In a color dependent PrintStyle Table, each index color from 1-255 can be customized to determine exactly how entities of that color will print. The Print Style Table Editor image below shows settings for Color 1 in the monochrome.ctb file.
There is a known limitation of color-dependent PrintStyle tables, as explained in the Knowledge Base Solution S-075567. When printing some drawings using the monochrome.ctb PrintStyle table, which is supposed to print all colors as black, some entities continue to print in color. The problem is color-dependent print style tables only affect the standard index colors 1-255, not custom colors. Any layers or entities with a custom RGB value for the LineColor variable continue to print with that color. The solution is to change them to use standard colors.

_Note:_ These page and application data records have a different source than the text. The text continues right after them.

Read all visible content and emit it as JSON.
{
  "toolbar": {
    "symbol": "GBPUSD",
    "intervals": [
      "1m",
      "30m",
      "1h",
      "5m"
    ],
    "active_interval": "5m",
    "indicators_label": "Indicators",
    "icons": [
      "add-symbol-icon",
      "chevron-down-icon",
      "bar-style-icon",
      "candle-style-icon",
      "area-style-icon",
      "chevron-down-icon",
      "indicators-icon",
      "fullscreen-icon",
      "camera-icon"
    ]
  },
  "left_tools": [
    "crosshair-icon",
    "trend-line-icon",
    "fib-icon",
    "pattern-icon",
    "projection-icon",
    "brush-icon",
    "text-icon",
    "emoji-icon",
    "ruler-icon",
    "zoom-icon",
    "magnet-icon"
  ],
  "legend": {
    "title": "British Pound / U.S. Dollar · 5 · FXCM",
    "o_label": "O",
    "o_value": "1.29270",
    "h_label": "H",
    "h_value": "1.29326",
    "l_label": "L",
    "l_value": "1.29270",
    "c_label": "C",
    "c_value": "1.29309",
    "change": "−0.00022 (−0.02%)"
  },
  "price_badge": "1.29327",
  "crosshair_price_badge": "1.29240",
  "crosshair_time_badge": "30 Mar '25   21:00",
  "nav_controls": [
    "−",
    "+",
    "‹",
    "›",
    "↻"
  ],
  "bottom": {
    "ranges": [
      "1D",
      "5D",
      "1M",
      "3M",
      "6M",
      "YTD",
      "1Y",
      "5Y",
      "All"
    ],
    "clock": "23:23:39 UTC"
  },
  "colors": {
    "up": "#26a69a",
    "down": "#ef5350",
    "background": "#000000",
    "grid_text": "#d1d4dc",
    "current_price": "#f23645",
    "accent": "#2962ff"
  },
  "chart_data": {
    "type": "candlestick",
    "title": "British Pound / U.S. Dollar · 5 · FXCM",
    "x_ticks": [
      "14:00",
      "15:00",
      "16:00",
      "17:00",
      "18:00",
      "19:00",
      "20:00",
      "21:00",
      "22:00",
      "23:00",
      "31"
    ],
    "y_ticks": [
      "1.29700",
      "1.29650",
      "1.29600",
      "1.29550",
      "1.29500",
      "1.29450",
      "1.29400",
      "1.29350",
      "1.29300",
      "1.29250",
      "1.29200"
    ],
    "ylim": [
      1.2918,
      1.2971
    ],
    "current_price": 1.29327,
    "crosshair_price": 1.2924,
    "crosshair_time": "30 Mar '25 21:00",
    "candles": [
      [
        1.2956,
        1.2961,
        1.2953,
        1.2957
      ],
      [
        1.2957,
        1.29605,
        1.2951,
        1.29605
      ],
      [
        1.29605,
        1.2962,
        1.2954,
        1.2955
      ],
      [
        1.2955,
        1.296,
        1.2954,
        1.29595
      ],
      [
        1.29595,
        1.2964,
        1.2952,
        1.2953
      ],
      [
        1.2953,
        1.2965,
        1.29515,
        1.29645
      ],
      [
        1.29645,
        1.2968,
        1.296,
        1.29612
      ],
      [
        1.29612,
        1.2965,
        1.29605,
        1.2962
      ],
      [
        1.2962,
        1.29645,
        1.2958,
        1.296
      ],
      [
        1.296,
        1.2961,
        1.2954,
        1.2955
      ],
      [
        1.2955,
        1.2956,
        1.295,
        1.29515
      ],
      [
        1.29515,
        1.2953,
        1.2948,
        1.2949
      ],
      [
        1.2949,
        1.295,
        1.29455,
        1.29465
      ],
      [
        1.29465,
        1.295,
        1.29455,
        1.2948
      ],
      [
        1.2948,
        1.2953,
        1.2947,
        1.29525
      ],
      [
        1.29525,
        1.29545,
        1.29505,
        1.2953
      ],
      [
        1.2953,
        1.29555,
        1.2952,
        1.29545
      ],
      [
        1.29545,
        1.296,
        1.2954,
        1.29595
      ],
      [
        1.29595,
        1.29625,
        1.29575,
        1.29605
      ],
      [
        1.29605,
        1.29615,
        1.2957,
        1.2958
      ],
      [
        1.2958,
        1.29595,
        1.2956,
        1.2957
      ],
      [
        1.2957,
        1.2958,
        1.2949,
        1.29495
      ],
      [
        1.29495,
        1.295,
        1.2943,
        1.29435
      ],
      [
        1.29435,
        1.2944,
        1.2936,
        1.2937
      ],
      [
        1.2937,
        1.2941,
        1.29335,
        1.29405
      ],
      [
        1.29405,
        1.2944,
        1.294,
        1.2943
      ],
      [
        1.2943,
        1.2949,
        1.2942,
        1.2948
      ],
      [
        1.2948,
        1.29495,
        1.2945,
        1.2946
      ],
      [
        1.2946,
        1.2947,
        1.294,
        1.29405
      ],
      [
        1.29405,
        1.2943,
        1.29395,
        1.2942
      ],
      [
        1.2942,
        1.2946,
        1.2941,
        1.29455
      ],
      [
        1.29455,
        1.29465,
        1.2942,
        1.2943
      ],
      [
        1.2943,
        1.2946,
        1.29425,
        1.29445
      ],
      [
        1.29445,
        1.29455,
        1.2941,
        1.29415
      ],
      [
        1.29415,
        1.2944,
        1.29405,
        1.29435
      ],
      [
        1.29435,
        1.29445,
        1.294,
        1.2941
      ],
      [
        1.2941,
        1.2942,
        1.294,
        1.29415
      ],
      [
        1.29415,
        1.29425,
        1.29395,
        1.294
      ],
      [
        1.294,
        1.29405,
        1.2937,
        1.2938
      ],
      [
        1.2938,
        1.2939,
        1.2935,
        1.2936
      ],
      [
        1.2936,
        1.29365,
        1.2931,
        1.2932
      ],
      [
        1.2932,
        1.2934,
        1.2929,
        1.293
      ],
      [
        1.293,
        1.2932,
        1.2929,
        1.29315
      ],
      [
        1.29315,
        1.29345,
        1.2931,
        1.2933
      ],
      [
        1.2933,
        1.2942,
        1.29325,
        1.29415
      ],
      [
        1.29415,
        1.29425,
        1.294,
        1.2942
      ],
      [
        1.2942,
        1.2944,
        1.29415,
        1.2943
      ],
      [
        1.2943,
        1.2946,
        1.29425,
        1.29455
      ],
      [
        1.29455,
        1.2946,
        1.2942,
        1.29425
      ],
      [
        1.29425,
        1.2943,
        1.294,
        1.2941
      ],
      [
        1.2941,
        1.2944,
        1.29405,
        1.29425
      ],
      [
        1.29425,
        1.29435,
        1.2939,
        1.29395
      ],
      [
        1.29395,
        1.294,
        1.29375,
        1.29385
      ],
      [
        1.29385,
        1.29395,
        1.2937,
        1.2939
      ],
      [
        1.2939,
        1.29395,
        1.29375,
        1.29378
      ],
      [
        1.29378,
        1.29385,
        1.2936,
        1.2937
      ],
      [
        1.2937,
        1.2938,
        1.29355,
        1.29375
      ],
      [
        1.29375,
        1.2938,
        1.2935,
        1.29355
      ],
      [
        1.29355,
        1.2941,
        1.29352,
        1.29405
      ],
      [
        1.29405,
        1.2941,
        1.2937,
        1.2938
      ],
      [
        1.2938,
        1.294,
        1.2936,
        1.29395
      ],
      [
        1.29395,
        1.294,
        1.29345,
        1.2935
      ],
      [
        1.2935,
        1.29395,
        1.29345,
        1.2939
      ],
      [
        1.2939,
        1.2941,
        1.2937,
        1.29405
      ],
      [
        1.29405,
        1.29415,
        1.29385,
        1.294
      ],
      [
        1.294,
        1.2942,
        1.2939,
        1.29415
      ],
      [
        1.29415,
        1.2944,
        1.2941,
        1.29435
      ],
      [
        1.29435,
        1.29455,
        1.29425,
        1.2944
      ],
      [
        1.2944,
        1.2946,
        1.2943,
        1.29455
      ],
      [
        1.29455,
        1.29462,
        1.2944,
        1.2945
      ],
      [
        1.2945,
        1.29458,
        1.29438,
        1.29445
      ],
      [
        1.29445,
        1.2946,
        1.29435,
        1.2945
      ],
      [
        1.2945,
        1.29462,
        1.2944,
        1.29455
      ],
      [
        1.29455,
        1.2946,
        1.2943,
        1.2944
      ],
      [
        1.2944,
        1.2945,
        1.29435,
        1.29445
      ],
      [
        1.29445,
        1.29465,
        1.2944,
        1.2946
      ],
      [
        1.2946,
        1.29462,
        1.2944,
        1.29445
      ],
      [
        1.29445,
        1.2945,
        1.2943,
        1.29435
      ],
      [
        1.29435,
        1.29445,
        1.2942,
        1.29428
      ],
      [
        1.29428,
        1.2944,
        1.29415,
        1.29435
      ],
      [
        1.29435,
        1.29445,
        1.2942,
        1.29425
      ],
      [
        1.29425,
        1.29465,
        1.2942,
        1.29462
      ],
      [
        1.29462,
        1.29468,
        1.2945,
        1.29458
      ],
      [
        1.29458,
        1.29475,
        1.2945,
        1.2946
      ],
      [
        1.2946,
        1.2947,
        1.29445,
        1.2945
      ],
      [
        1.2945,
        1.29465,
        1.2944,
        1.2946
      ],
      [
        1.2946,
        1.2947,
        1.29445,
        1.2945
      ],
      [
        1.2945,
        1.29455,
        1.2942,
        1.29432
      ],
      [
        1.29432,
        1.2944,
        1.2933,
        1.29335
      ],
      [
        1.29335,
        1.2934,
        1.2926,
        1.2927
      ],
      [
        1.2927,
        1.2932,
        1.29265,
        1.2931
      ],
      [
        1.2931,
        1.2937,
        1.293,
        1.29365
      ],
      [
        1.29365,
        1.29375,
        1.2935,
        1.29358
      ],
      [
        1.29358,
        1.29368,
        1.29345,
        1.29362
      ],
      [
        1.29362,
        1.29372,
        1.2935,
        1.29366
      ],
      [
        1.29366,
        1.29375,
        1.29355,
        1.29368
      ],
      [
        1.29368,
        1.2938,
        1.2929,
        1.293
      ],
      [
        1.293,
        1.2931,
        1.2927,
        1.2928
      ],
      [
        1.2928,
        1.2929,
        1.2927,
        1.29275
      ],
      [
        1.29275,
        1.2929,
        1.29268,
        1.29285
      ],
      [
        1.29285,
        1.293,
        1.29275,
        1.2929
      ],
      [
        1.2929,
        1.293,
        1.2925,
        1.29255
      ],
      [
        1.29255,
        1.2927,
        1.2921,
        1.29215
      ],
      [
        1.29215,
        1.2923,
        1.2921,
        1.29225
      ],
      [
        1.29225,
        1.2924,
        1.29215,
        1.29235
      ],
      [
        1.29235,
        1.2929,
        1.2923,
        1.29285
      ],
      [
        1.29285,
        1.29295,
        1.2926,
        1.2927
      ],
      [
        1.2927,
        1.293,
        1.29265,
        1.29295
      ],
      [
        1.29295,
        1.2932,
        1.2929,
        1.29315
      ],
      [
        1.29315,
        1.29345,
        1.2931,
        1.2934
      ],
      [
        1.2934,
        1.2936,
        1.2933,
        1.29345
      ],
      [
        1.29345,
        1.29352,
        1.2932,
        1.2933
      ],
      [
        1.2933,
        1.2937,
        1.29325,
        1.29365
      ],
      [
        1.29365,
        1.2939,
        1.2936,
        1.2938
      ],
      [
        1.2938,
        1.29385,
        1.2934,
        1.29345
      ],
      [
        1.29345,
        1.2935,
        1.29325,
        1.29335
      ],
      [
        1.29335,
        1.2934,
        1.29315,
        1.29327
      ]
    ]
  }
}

Learn more about DraftSight with TriMech Training >> DraftSight Essentials Training Course
Named print style tables offer extremely flexible options. It’s common for users to want printed drawings to look exactly like they do on screen, or the same except for being monochrome. But this is not always the case. A PrintStyle table always contains a ‘Normal’ print style which prints entities with their default settings. It can also contain many other print styles, each allowing a wide range of output options.
The Color.stb PrintStyle table shown below includes 12 print styles. One style could be defined as the default for the drawing. Each layer could be assigned a different print style, so any entity on that layer with its PrintStyle variable set to ByLayer will print according to those settings. And, of course, any entity could have its PrintStyle variable set to a specific PrintStyle from the table.
The PRINTSTYLE and -PRINTSTYLE commands are available to manage named PrintStyles. The former opens a dialog box while the latter works with keyboard input.
For most users the default PrintStyle tables work just fine, and print settings are usually straightforward. But there are cases where you need precise control to get the output you’re looking for. Whether you prefer color-based or named print styles, DraftSight gives you the tools you need to get the print you want. To learn more about printing and plotting drawings, visit the online help.
Get a FREE Trial or Purchase DraftSight software
Buy now from the DS website: